- HOW TO COMPLETE THIS TASK
Only lines containing "Resolve" belong in the answer, each copied from the entries below.

%%

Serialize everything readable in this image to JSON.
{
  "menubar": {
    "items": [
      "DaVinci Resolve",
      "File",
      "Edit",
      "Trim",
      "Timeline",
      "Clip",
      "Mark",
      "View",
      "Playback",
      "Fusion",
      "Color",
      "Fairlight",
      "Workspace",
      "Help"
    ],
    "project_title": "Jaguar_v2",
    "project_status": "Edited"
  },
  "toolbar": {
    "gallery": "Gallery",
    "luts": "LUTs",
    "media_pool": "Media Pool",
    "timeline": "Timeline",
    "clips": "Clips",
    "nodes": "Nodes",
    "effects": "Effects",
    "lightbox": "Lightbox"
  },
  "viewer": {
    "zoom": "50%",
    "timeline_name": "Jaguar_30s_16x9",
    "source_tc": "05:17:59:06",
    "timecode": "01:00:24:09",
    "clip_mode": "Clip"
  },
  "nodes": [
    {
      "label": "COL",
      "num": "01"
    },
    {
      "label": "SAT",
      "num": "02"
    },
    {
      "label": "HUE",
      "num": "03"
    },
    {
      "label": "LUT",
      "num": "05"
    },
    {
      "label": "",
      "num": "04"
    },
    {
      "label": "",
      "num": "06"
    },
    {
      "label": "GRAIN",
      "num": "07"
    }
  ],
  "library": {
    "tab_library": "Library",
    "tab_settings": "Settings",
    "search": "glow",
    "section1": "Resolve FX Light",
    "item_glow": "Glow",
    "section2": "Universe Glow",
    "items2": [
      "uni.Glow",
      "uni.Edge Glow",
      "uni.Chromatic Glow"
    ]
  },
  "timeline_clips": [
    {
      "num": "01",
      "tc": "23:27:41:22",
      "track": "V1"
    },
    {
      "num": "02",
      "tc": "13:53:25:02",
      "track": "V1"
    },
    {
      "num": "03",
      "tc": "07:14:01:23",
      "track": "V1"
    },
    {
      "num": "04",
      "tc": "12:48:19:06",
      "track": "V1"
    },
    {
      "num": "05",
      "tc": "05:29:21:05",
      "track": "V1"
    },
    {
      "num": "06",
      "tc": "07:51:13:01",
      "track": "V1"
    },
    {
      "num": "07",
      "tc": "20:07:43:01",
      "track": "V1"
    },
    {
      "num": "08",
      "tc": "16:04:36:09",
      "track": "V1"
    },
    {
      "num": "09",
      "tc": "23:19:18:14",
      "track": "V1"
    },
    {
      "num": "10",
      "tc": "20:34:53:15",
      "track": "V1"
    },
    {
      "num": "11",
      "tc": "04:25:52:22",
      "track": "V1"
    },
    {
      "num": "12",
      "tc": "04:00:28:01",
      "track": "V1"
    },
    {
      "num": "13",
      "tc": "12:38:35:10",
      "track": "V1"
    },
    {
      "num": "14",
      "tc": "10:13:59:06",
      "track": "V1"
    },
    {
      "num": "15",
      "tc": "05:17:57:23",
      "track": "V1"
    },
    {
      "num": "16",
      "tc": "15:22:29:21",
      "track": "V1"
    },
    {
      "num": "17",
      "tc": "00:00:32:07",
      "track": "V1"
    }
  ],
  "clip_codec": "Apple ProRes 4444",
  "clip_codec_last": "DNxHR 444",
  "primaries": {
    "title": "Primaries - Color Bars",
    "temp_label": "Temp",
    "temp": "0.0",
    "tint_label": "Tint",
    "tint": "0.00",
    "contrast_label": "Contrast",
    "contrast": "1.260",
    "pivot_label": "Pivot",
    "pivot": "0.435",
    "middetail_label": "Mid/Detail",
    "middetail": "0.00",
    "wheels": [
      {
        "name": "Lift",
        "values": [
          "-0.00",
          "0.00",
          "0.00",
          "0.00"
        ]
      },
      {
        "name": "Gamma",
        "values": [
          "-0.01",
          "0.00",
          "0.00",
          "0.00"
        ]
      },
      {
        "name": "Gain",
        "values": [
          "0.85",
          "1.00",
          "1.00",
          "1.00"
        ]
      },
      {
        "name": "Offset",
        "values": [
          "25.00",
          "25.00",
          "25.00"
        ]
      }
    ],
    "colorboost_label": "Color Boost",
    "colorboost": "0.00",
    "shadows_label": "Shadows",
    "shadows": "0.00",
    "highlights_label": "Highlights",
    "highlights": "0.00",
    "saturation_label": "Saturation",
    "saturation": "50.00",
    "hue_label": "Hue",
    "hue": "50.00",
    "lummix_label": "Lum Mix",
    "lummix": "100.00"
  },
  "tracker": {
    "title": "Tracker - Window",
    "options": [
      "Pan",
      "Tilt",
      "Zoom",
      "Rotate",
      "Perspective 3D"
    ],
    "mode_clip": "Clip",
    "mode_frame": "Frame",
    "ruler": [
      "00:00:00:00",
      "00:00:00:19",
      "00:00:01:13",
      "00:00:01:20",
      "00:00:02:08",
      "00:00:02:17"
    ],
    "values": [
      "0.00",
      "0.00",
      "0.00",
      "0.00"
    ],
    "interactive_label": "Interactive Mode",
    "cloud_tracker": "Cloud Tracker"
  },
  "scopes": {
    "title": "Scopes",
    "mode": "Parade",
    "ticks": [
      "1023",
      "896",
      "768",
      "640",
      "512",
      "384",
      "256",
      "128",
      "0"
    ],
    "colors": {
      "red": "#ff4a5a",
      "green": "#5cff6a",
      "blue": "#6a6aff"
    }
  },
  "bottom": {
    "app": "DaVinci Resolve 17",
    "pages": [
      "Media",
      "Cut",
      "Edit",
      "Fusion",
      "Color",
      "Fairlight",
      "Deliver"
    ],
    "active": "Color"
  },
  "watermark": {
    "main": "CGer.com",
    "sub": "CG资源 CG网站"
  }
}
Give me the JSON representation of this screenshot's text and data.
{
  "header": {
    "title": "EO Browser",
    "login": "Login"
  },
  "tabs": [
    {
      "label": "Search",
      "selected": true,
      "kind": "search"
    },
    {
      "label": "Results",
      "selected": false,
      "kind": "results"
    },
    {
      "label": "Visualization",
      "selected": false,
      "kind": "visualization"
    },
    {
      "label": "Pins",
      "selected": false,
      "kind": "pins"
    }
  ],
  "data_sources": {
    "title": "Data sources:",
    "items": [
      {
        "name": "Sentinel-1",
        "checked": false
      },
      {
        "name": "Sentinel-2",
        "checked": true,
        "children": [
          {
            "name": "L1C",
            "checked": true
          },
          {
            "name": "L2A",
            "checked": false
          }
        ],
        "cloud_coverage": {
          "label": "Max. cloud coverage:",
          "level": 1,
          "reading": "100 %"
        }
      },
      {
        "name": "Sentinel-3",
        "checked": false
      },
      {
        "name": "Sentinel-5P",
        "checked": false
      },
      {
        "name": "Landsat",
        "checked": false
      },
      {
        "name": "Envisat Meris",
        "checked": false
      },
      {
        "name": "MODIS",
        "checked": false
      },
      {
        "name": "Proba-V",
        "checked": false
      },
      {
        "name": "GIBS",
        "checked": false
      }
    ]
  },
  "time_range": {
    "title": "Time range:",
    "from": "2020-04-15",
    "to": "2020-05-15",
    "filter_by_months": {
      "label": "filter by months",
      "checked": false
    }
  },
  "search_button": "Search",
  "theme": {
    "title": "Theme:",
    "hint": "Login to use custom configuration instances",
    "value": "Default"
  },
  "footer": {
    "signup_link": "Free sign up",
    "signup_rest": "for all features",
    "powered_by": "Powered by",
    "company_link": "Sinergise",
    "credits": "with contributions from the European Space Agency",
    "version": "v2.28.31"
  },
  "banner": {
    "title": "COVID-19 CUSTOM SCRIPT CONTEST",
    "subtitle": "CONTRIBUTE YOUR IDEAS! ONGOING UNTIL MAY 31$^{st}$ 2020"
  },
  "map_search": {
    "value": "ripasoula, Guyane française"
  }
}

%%

- ANSWER FOR THIS EXERCISE
      "DaVinci Resolve",
    "section1": "Resolve FX Light",
    "app": "DaVinci Resolve 17",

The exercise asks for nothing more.